Thirty-three years after “Coming to America,” Eddie Murphy, Arsenio Hall, Shari Headley and nonagenarian James Earl Jones still look great. But writers Barry W. Blaustein and David Sheffield – along with newcomer Kenya Barris – obviously weren’t polishing fresh jokes in the interim. As I watched “Coming 2 America” (Amazon Prime) move between its vibrant dance numbers and sitcommy not-quite-humor as it repeats the same story for the next generation, I thought “I bet the outtakes will be the best part.”
Freaky” has slasher-flick moments and it has comedic moments, but never at the same time, leading to a patchwork hybrid that always feels like a slick Blumhouse product, never something you can get swept away by. On the other hand, Vince Vaughn and Kathryn Newton (“Blockers”) are on point playing a teen girl and a serial killer, respectively. While this doesn’t rank among the great body-switch films, the two leads are always on their game.
Love and Monsters’ ” cast and crew is filled with people who have done apocalypses before, so perhaps having gotten the doom and gloom out of their system, they’re ready to say “Really, maybe the end of the world won’t be that bad.” Dylan O’Brien (the “Maze Runner” films), in a role Ethan Embry might’ve played 20 years ago, is Joel, a likeable but thoroughly normal young man thrust into adventure with a loyal dog, Boy, by his side. Joel searches for lost love Aimee (Jessica Henwick, “Iron Fist”) amid a monster-riddled landscape.
The Little Things” (January, HBO Max) might be the first film to benefit from the two-month qualifying extension for the Oscars – unless it’s too much of a cliché now to laud Denzel Washington, Jared Leto and even Rami Malek (who owns a trophy for “Bohemian Rhapsody”). It had been a while since I’ve luxuriated in a great Denzel performance, and that’s one of the appealing throwback elements of writer-director John Lee Hancock’s film, along with the 1990 setting, which allows for lower-tech, earthier crime investigation by Joe Deacon (Washington) and Jim Baxter (Malek).
Writer-director Miranda July’s “Kajillionaire” (2020) exists a half-step away from reality, always unapologetically weird but at the same time heartrendingly true. It’s a more delicate take on the themes tackled so well in the larger-scope foreign films “Shoplifters” and “Parasite,” encouraging us to examine nature, nurture and societal influences – and the good and bad aspects of them all – in families.
Boasting more adherence to how things might really happen than its forbearers such as 1998’s “Armageddon” and “Deep Impact,” “Greenland’s” (2020) strength as a rocks-from-space disaster flick is how weighty things feel.
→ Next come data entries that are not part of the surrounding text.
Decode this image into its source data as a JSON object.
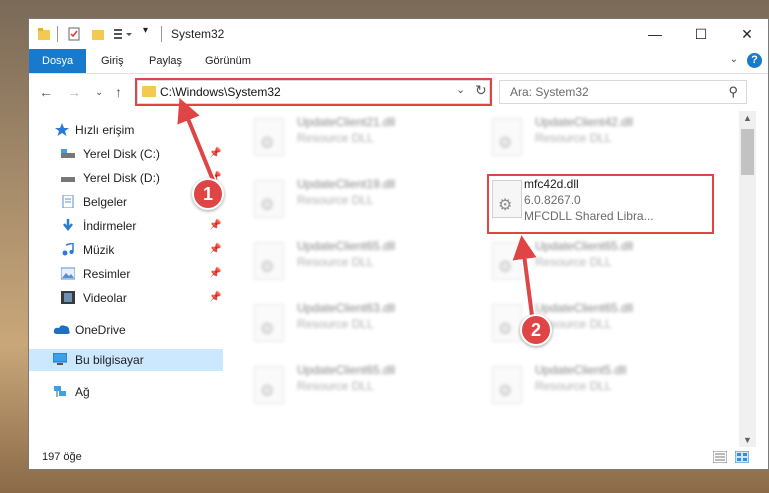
{
  "window": {
    "title": "System32",
    "ribbon_tabs": [
      "Dosya",
      "Giriş",
      "Paylaş",
      "Görünüm"
    ],
    "help": "?"
  },
  "nav": {
    "address": "C:\\Windows\\System32",
    "search_placeholder": "Ara: System32"
  },
  "sidebar": {
    "items": [
      {
        "label": "Hızlı erişim",
        "icon": "star-icon",
        "pinned": false
      },
      {
        "label": "Yerel Disk (C:)",
        "icon": "drive-icon",
        "pinned": true
      },
      {
        "label": "Yerel Disk (D:)",
        "icon": "drive-icon",
        "pinned": true
      },
      {
        "label": "Belgeler",
        "icon": "documents-icon",
        "pinned": true
      },
      {
        "label": "İndirmeler",
        "icon": "download-icon",
        "pinned": true
      },
      {
        "label": "Müzik",
        "icon": "music-icon",
        "pinned": true
      },
      {
        "label": "Resimler",
        "icon": "pictures-icon",
        "pinned": true
      },
      {
        "label": "Videolar",
        "icon": "video-icon",
        "pinned": true
      },
      {
        "label": "OneDrive",
        "icon": "cloud-icon",
        "pinned": false
      },
      {
        "label": "Bu bilgisayar",
        "icon": "computer-icon",
        "pinned": false,
        "selected": true
      },
      {
        "label": "Ağ",
        "icon": "network-icon",
        "pinned": false
      }
    ]
  },
  "files": {
    "left": [
      {
        "name": "UpdateClient21.dll",
        "type": "Resource DLL"
      },
      {
        "name": "UpdateClient19.dll",
        "type": "Resource DLL"
      },
      {
        "name": "UpdateClient65.dll",
        "type": "Resource DLL"
      },
      {
        "name": "UpdateClient63.dll",
        "type": "Resource DLL"
      },
      {
        "name": "UpdateClient65.dll",
        "type": "Resource DLL"
      }
    ],
    "right": [
      {
        "name": "UpdateClient42.dll",
        "type": "Resource DLL"
      },
      {
        "name": "mfc42d.dll",
        "version": "6.0.8267.0",
        "type": "MFCDLL Shared Libra...",
        "highlighted": true
      },
      {
        "name": "UpdateClient65.dll",
        "type": "Resource DLL"
      },
      {
        "name": "UpdateClient65.dll",
        "type": "Resource DLL"
      },
      {
        "name": "UpdateClient5.dll",
        "type": "Resource DLL"
      }
    ]
  },
  "status": {
    "count": "197 öğe"
  },
  "callouts": [
    "1",
    "2"
  ],
  "colors": {
    "accent": "#1979ca",
    "highlight": "#e04545",
    "selection": "#cce8ff"
  }
}
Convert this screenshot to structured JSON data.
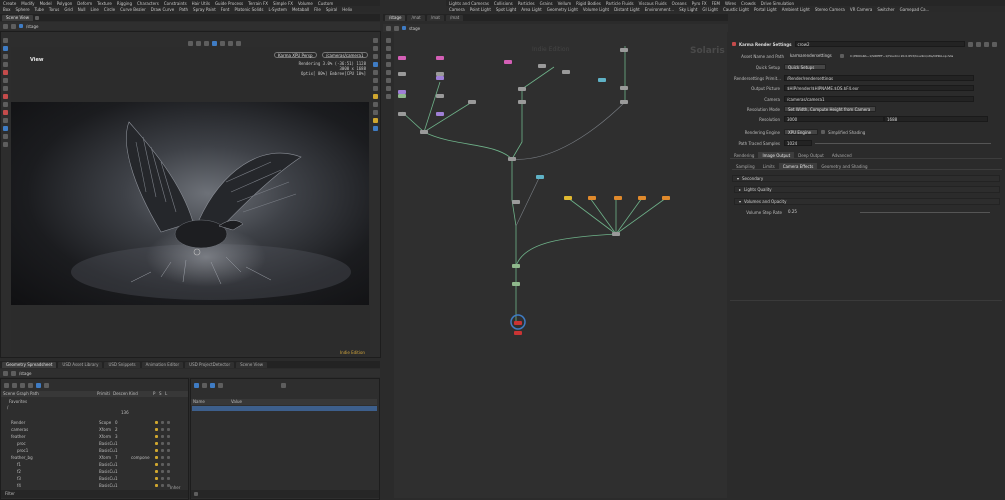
{
  "top_menu_1": [
    "Create",
    "Modify",
    "Model",
    "Polygon",
    "Deform",
    "Texture",
    "Rigging",
    "Characters",
    "Constraints",
    "Hair Utils",
    "Guide Process",
    "Terrain FX",
    "Simple FX",
    "Volume",
    "Custom"
  ],
  "top_menu_2": [
    "Box",
    "Sphere",
    "Tube",
    "Torus",
    "Grid",
    "Null",
    "Line",
    "Circle",
    "Curve Bezier",
    "Draw Curve",
    "Path",
    "Spray Paint",
    "Font",
    "Platonic Solids",
    "L-System",
    "Metaball",
    "File",
    "Spiral",
    "Helix"
  ],
  "lights_menu_1": [
    "Lights and Cameras",
    "Collisions",
    "Particles",
    "Grains",
    "Vellum",
    "Rigid Bodies",
    "Particle Fluids",
    "Viscous Fluids",
    "Oceans",
    "Pyro FX",
    "FEM",
    "Wires",
    "Crowds",
    "Drive Simulation"
  ],
  "lights_menu_2": [
    "Camera",
    "Point Light",
    "Spot Light",
    "Area Light",
    "Geometry Light",
    "Volume Light",
    "Distant Light",
    "Environment...",
    "Sky Light",
    "GI Light",
    "Caustic Light",
    "Portal Light",
    "Ambient Light",
    "Stereo Camera",
    "VR Camera",
    "Switcher",
    "Gamepad Ca..."
  ],
  "scene_view_tab": "Scene View",
  "left_path": "/stage",
  "network_paths": [
    "/stage",
    "/mat",
    "/mat",
    "/mat"
  ],
  "network_path_bar": "stage",
  "viewport": {
    "title": "View",
    "camera_pill": "Karma XPU  Persp",
    "camera_path": "/cameras/camera1",
    "stats_lines": [
      "Rendering  3.0%  (-36:51)  1128",
      "3000 x 1688",
      "Optix[ 80%] Embree[CPU 10%]"
    ],
    "indie_label": "Indie Edition"
  },
  "spreadsheet": {
    "tabs": [
      "Geometry Spreadsheet",
      "USD Asset Library",
      "USD Snippets",
      "Animation Editor",
      "USD ProjectDetector",
      "Scene View"
    ],
    "path": "/stage",
    "headers": [
      "Scene Graph Path",
      "Primiti",
      "Descen",
      "Kind",
      "P",
      "S",
      "L"
    ],
    "favorites_label": "Favorites",
    "root_count": "136",
    "rows": [
      {
        "name": "Render",
        "prim": "Scope",
        "desc": "0",
        "kind": ""
      },
      {
        "name": "cameras",
        "prim": "Xform",
        "desc": "2",
        "kind": ""
      },
      {
        "name": "feather",
        "prim": "Xform",
        "desc": "3",
        "kind": ""
      },
      {
        "name": "proc",
        "prim": "BasisCu",
        "desc": "1",
        "kind": ""
      },
      {
        "name": "proc1",
        "prim": "BasisCu",
        "desc": "1",
        "kind": ""
      },
      {
        "name": "feather_bg",
        "prim": "Xform",
        "desc": "7",
        "kind": "compone"
      },
      {
        "name": "f1",
        "prim": "BasisCu",
        "desc": "1",
        "kind": ""
      },
      {
        "name": "f2",
        "prim": "BasisCu",
        "desc": "1",
        "kind": ""
      },
      {
        "name": "f3",
        "prim": "BasisCu",
        "desc": "1",
        "kind": ""
      },
      {
        "name": "f4",
        "prim": "BasisCu",
        "desc": "1",
        "kind": ""
      }
    ],
    "filter_label": "Filter",
    "details_headers": [
      "Name",
      "Value"
    ],
    "inherit_label": "Inher"
  },
  "network": {
    "watermark": "Solaris",
    "indie_watermark": "Indie Edition"
  },
  "params": {
    "node_type": "Karma Render Settings",
    "node_name": "crow2",
    "asset_label": "Asset Name and Path",
    "asset_name": "karmarendersettings",
    "asset_path": "C:/PROGRA~1/SIDEEF~1/Houdini 20.0.653/houdini/otls/OPlibLop.hda",
    "quick_setup_label": "Quick Setup",
    "quick_setup_value": "Quick Setups",
    "rs_prim_label": "Rendersettings Primit...",
    "rs_prim_value": "/Render/rendersettings",
    "output_label": "Output Picture",
    "output_value": "$HIP/render/$HIPNAME.$OS.$F4.exr",
    "camera_label": "Camera",
    "camera_value": "/cameras/camera1",
    "res_mode_label": "Resolution Mode",
    "res_mode_value": "Set Width, Compute Height from Camera",
    "res_label": "Resolution",
    "res_w": "3000",
    "res_h": "1688",
    "engine_label": "Rendering Engine",
    "engine_value": "XPU Engine",
    "simplified_label": "Simplified Shading",
    "samples_label": "Path Traced Samples",
    "samples_value": "1024",
    "main_tabs": [
      "Rendering",
      "Image Output",
      "Deep Output",
      "Advanced"
    ],
    "sub_tabs": [
      "Sampling",
      "Limits",
      "Camera Effects",
      "Geometry and Shading"
    ],
    "folders": [
      "Secondary",
      "Lights Quality",
      "Volumes and Opacity"
    ],
    "volume_step_label": "Volume Step Rate",
    "volume_step_value": "0.25"
  },
  "colors": {
    "accent": "#3f7cc4",
    "selection": "#3d5f8c",
    "node_pink": "#d45fb6",
    "node_yellow": "#e0b931",
    "node_orange": "#e08a2c",
    "wire_green": "#6fb38a"
  }
}
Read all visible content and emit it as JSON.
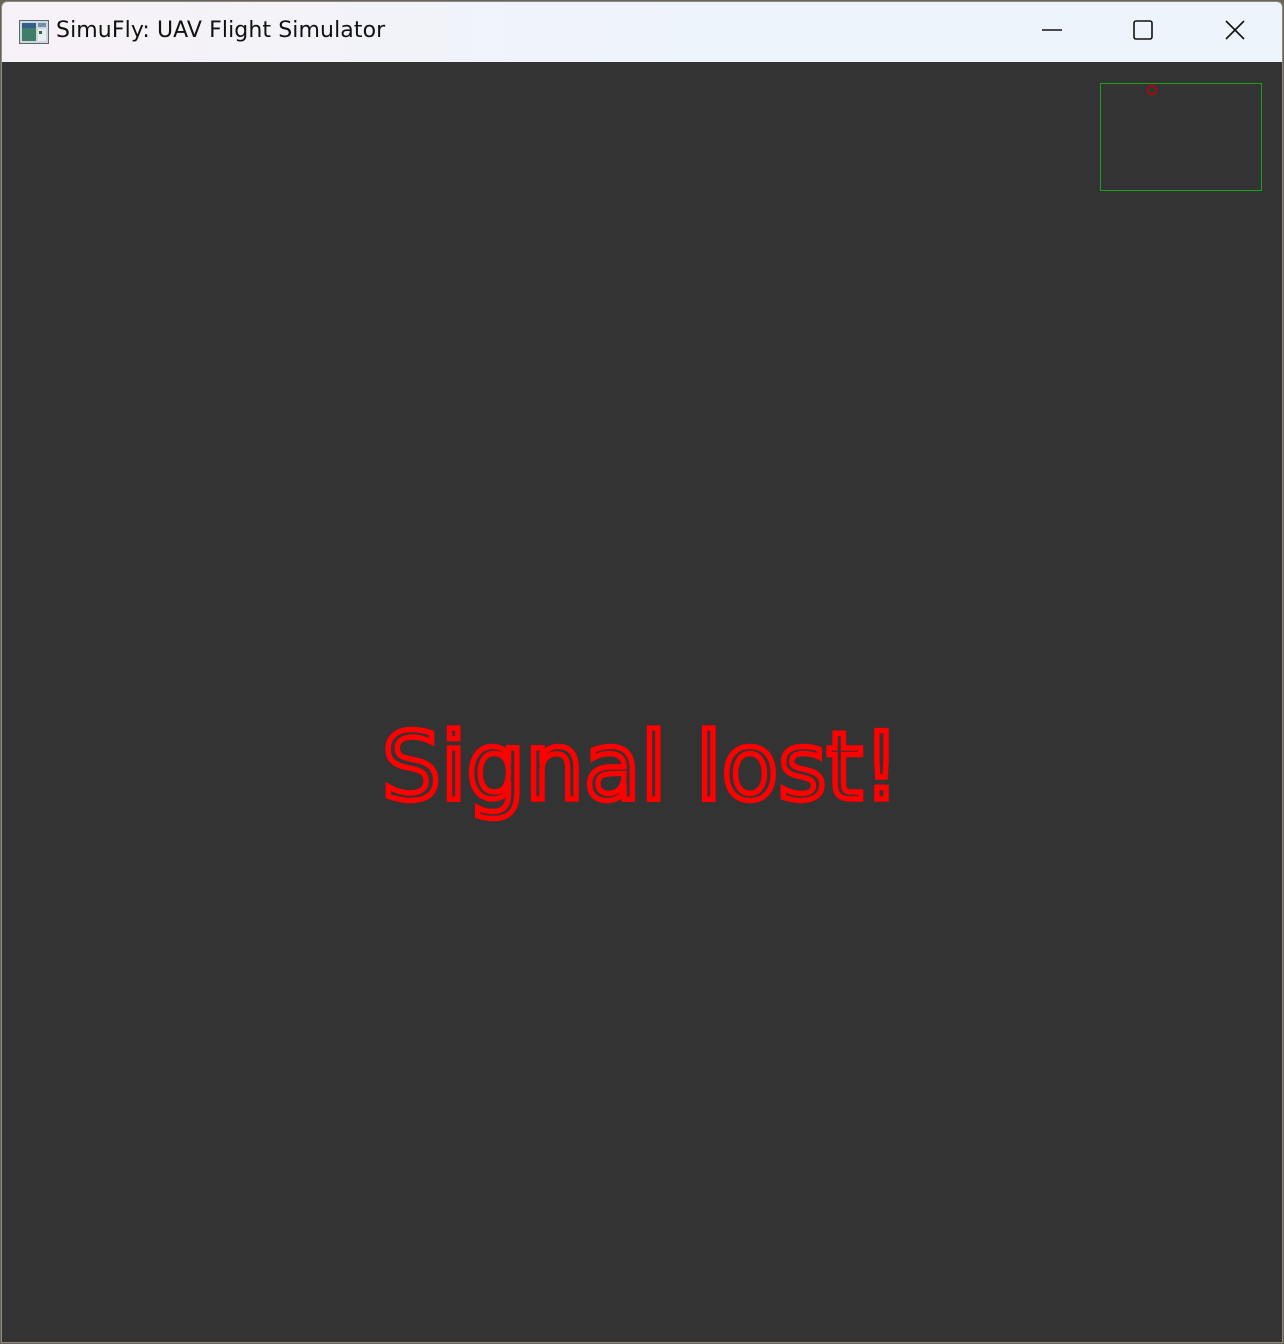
{
  "window": {
    "title": "SimuFly: UAV Flight Simulator",
    "app_icon": "app-window-icon",
    "controls": {
      "minimize_icon": "minimize-icon",
      "maximize_icon": "maximize-icon",
      "close_icon": "close-icon"
    }
  },
  "viewport": {
    "status_message": "Signal lost!",
    "status_color": "#ff0000",
    "background_color": "#333333"
  },
  "minimap": {
    "border_color": "#1aa01a",
    "marker_icon": "uav-position-marker-icon",
    "marker_color": "#c40000"
  }
}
Writer Chris Sparling and director Ric Roman Waugh keep the focus on one Atlanta family – Gerard Butler’s John, Morena Baccarin’s Allison and Roger Dale Floyd’s 7-year-old Nathan – rather than cutting away to generals strategizing in control rooms with giant countdown clocks.
The Oscars are expanding the 2020 movie year by two months in order for more films to get released and compete for statuettes. That’s a smart move, but on Dec. 31, I’m happy to make my year-end list and say good riddance to this year of the pandemic and all it wrought – including the push-back of many films to 2021 and the beginning of the end of cinemas. But we’re not tossing out the movies with the year itself, because enough good ones took the financial risk of coming straight to our home theaters. These were my 10 favorites:
Wonder Woman 1984” has automatic goodwill by being released straight into our homes for free (if we already have HBO Max), and director/co-writer Patty Jenkins cashes in a lot of it in the early going. We like Diana/Wonder Woman because she’s so perfectly played by Gal Gadot, and Chris Pine’s Steve Trevor has great chemistry with our heroine, and Kristen Wiig makes a decent Barbara/Cheetah. But after a neat Themyscira triathlon in the style of ancient Rome featuring kiddie Diana (Lilly Aspell, returning from the 2017 original), the sequel moves to 1984 Washington, D.C., and switches to a plodding pace.
Iwatched “Tenet” on one of those bare-bones discs from Redbox, but presumably we can also buy editions that include bonus features. Hopefully one of the bonus features is called “Here’s What Happened.” Writer-director Christopher Nolan has given us “Memento,” where the story moves backward; “Inception,” where people enter dream worlds; and “Interstellar,” where people move through folded time and space. Those movies now look tame.
Acut above the typical Christmas flick shoveled out by streaming and cable, “Happiest Season” (Hulu) is a heartfelt and impressive breakthrough from director/co-writer Clea DuVall (an actress in “The Faculty” and many other roles) and co-writer Mary Holland (who also acts here, and who I had previously known as the cat-store lady in the “Crazy Ex-Girlfriend” video “Buttload of Cats”). I laughed out loud three times and was never bored as an all-star cast slickly navigates the rom-com and holiday traditions.